START Supplied data

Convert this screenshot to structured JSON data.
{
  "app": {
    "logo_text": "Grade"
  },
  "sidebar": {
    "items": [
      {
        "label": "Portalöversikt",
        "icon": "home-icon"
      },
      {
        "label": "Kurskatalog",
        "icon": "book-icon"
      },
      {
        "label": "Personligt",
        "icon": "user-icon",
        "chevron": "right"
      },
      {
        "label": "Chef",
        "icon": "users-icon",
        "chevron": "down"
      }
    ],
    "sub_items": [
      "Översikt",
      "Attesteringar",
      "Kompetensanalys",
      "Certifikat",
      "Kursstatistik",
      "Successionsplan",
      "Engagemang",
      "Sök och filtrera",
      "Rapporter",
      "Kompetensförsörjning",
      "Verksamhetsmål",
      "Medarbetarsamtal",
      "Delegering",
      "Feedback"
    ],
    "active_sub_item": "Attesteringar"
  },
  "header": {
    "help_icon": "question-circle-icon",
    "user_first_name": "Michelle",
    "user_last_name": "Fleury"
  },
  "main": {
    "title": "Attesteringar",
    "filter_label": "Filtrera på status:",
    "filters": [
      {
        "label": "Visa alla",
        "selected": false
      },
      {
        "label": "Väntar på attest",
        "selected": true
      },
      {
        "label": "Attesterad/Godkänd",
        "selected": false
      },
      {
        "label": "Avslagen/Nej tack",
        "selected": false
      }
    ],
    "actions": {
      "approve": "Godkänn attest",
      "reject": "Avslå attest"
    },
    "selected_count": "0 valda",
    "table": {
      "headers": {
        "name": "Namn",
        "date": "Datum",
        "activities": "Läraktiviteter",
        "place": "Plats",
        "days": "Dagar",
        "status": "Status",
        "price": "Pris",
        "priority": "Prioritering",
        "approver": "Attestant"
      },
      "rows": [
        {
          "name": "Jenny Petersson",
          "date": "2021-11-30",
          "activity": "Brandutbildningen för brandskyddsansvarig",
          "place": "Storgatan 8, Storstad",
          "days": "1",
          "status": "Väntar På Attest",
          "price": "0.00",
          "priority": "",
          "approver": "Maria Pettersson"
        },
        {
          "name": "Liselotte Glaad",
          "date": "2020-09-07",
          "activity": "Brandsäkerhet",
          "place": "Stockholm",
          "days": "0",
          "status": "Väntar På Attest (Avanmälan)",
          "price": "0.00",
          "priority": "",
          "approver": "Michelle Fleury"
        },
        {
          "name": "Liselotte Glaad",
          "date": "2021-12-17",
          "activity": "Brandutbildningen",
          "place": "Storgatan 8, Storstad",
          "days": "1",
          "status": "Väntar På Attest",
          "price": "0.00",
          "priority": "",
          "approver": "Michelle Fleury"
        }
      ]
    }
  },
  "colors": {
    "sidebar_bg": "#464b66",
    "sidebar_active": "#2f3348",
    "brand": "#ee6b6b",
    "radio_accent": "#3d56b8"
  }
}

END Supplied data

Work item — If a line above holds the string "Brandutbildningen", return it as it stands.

Solved exercise —
          "activity": "Brandutbildningen för brandskyddsansvarig",
          "activity": "Brandutbildningen",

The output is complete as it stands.